A note about the author from our dramaturg
As a dramaturg, the forces and elements that shape a work’s creation fascinate me. Like the geological forces that have shaped the earth’s landscape and topography, there’s a story behind every story. Even with a work of fantasy fiction, where an imaginary world of magic is conjured up, there’s still the underlying influence of reality.
Having grown up in England during World War II, Diana Wynne Jones felt the heavy impact of reality. In articles and interviews, she stated: “I think I write the kind of books I do because the world suddenly went mad when I was five years old.” As the eldest of three girls that were often ignored by their distracted parents, she dutifully cared for her two younger sisters when the family was suddenly transplanted from familiar surroundings several times. From this peculiar childhood, she developed a lively imagination and a delightful sense of humor.
When it came time to go to university, Jones studied at Oxford during the first half of the 1950s, where she attended lectures by C.S. Lewis and J.R.R. Tolkien. Despite the fact that writing fantasy fiction was frowned upon by the serious academic institution, she managed to learn a great deal from the two men.
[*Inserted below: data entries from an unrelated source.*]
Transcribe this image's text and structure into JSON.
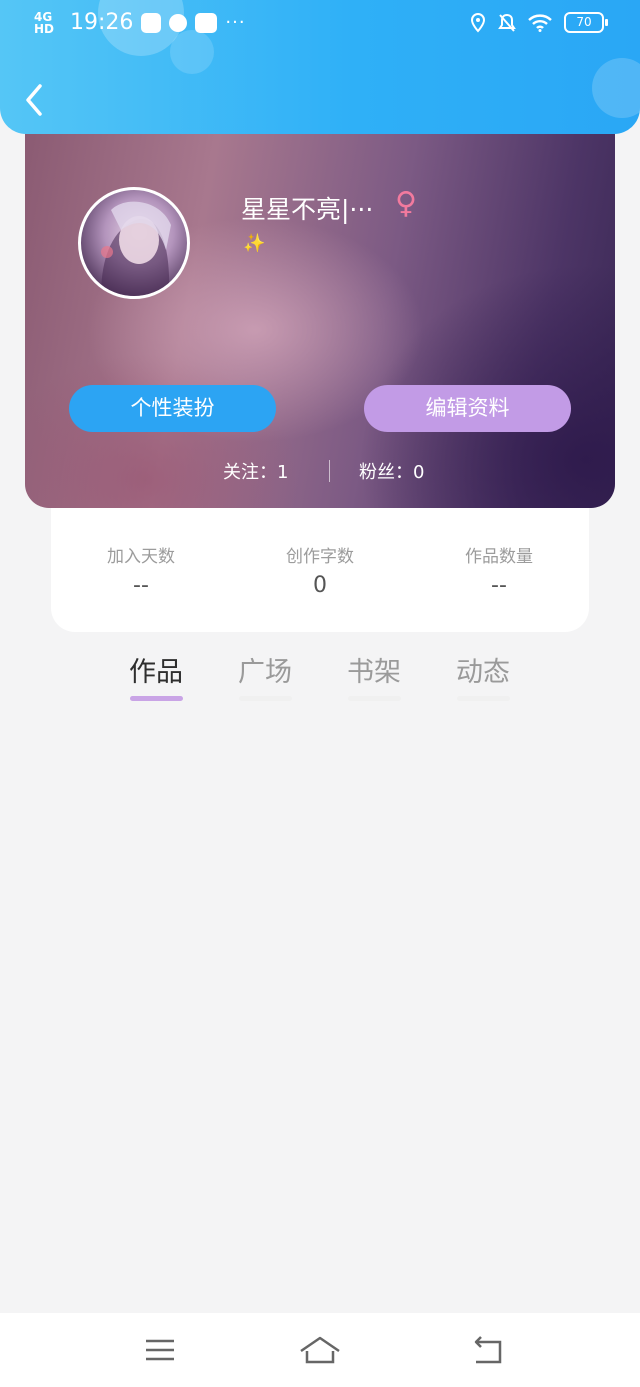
{
  "status_bar": {
    "signal": "4G HD",
    "time": "19:26",
    "more": "···",
    "battery": "70"
  },
  "profile": {
    "nickname": "星星不亮|···",
    "gender_symbol": "♀",
    "signature_icon": "✨",
    "dress_up_label": "个性装扮",
    "edit_profile_label": "编辑资料",
    "following": "关注：1",
    "fans": "粉丝：0"
  },
  "stats": [
    {
      "label": "加入天数",
      "value": "--"
    },
    {
      "label": "创作字数",
      "value": "0"
    },
    {
      "label": "作品数量",
      "value": "--"
    }
  ],
  "tabs": [
    {
      "label": "作品",
      "active": true
    },
    {
      "label": "广场",
      "active": false
    },
    {
      "label": "书架",
      "active": false
    },
    {
      "label": "动态",
      "active": false
    }
  ],
  "nav": {
    "menu_icon": "menu-icon",
    "home_icon": "home-icon",
    "back_icon": "return-icon"
  },
  "colors": {
    "header": "#2fb0f7",
    "dress_button": "#2ca4f3",
    "edit_button": "#c29be6",
    "tab_indicator": "#c9a4e6",
    "gender": "#f27a9e"
  }
}
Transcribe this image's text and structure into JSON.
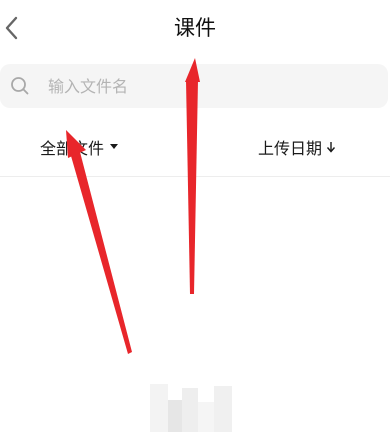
{
  "header": {
    "title": "课件",
    "back_icon": "chevron-left-icon"
  },
  "search": {
    "placeholder": "输入文件名",
    "value": "",
    "icon": "search-icon"
  },
  "filters": {
    "file_type_label": "全部文件",
    "file_type_icon": "caret-down-icon",
    "sort_label": "上传日期",
    "sort_icon": "arrow-down-icon"
  },
  "annotations": {
    "arrow_color": "#e8262b"
  },
  "colors": {
    "search_background": "#f5f5f5",
    "placeholder": "#b4b4b4",
    "text": "#1a1a1a"
  }
}
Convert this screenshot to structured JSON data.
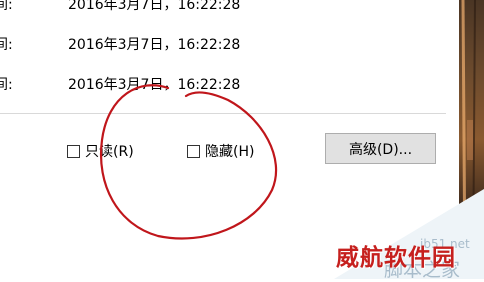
{
  "timestamps": [
    {
      "label": "时间:",
      "value": "2016年3月7日，16:22:28"
    },
    {
      "label": "时间:",
      "value": "2016年3月7日，16:22:28"
    },
    {
      "label": "时间:",
      "value": "2016年3月7日，16:22:28"
    }
  ],
  "attributes": {
    "readonly_label": "只读(R)",
    "readonly_checked": false,
    "hidden_label": "隐藏(H)",
    "hidden_checked": false,
    "advanced_button": "高级(D)..."
  },
  "watermark": {
    "brand": "威航软件园",
    "site": "jb51.net",
    "tagline": "脚本之家"
  },
  "colors": {
    "annotation_circle": "#c0161b",
    "watermark_red": "#c6201e",
    "button_face": "#e1e1e1"
  },
  "icons": {
    "checkbox_readonly": "checkbox-unchecked",
    "checkbox_hidden": "checkbox-unchecked"
  }
}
Their influence on her work is not obvious, however, as she developed a thoroughly unique style.
Inspired to write children’s books during motherhood, her primary aim was to write books that her own children would enjoy. She saw that her children preferred fantasy stories, but complained that most contemporary children’s books were boring, so she determined to write books that were entertaining and not overly didactic. As she observed: “[i]t is a fact that all children’s books that endure are fantasies of some kind. They seem to strike the deepest note.”
However, at the beginning of her career in the early 1970s, it wasn’t considered respectable for a woman to write fantasy books for children. This gradually changed and the impact of feminism on fiction can be seen during the 1980s, as a female protagonist began to become more acceptable. Despite this, Jones was regularly faced with the casual dismissal of male reviewers and often asked: “why don’t you write Real Books?” Rich with the implication that “real” or worthwhile literature must be concerned with serious modern issues, like racism or immigration, this question would not have been asked of her male colleagues.
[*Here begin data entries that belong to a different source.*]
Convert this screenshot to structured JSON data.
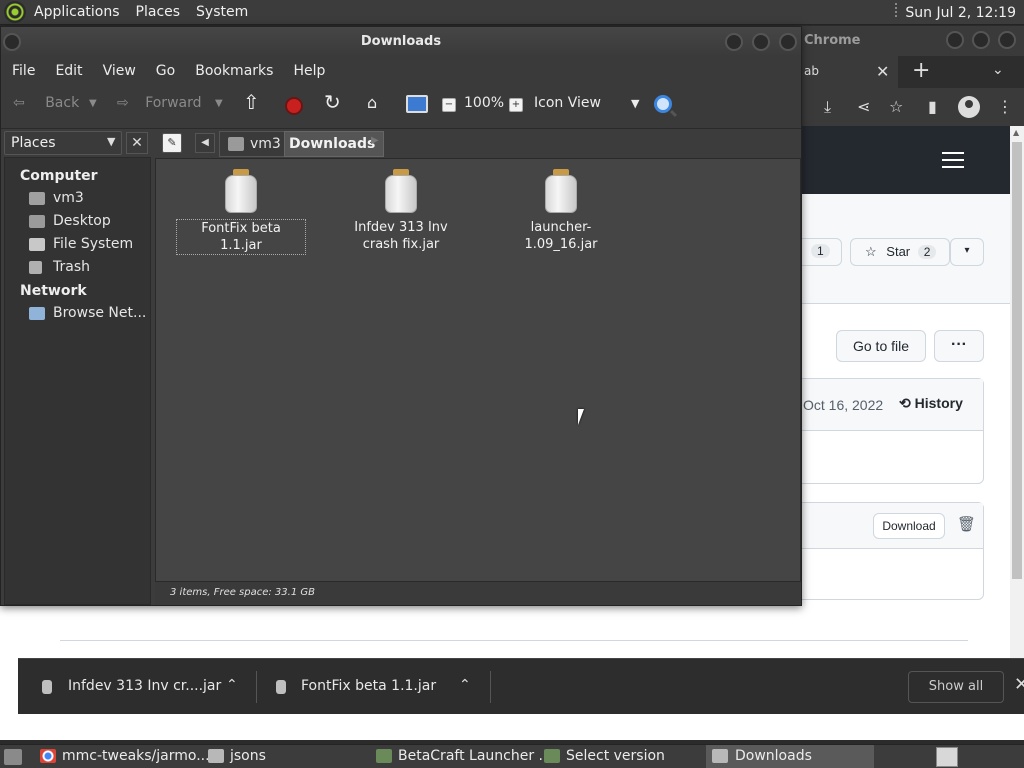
{
  "top_panel": {
    "menus": [
      "Applications",
      "Places",
      "System"
    ],
    "clock": "Sun Jul  2, 12:19"
  },
  "browser": {
    "title": "Chrome",
    "tab_label": "ab",
    "repo": {
      "watch_count": "1",
      "star_label": "Star",
      "star_count": "2",
      "go_to_file": "Go to file",
      "more": "···",
      "commit_date": "Oct 16, 2022",
      "history": "History",
      "download": "Download"
    },
    "downloads": [
      {
        "name": "Infdev 313 Inv cr....jar"
      },
      {
        "name": "FontFix beta 1.1.jar"
      }
    ],
    "show_all": "Show all"
  },
  "file_manager": {
    "title": "Downloads",
    "menu": [
      "File",
      "Edit",
      "View",
      "Go",
      "Bookmarks",
      "Help"
    ],
    "toolbar": {
      "back": "Back",
      "forward": "Forward",
      "zoom": "100%",
      "view_mode": "Icon View"
    },
    "sidebar_select": "Places",
    "sidebar": {
      "computer_heading": "Computer",
      "computer_items": [
        "vm3",
        "Desktop",
        "File System",
        "Trash"
      ],
      "network_heading": "Network",
      "network_items": [
        "Browse Net..."
      ]
    },
    "path": [
      "vm3",
      "Downloads"
    ],
    "files": [
      {
        "name": "FontFix beta 1.1.jar"
      },
      {
        "name": "Infdev 313 Inv crash fix.jar"
      },
      {
        "name": "launcher-1.09_16.jar"
      }
    ],
    "status": "3 items, Free space: 33.1 GB"
  },
  "taskbar": {
    "tasks": [
      "mmc-tweaks/jarmo...",
      "jsons",
      "BetaCraft Launcher ...",
      "Select version",
      "Downloads"
    ]
  },
  "colors": {
    "panel": "#3c3c3c",
    "window": "#3c3c3c",
    "content": "#454545",
    "accent": "#3c86e0",
    "stop": "#c8201e"
  }
}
Her books don’t engage in serious discussions of current problems because Jones believed a good book should not be a reproduction of ordinary life, but instead should provide a marvelous experience. She understood the value of examining a problem from a distance created by magic and wanted to give readers a chance to use their imagination. As she explained it: “Imagination doesn’t mean just making things up. It means thinking things through, solving them, or hoping to do so, and being just distant enough to be able to laugh at things that are normally painful.” In addition to the imaginative aspects of her work, she wrote complex, multilayered plots with strong intellectual underpinnings, including the timeless principles found in mythology.
In a career shaped by life experiences and spanning over four decades, Diana Wynne Jones wrote over forty books for young children, older children, and adults. She died in 2011 after a two-year battle with lung cancer. Highly regarded by both fans and fellow authors, including her good friend Neil Gaiman, Jones is treasured for her singular style and astonishing imagination. Following the Harry Potter phenomenon of the late 1990s, a resurgence in the popularity of her work occurred, as her novels were found to have a similar appeal. While she never attained the commercial success or widespread fame of J.K. Rowling, her work helped to pave the way for female fantasy authors. –Andrea Kovich, dramaturg for Howl’s Moving Castle.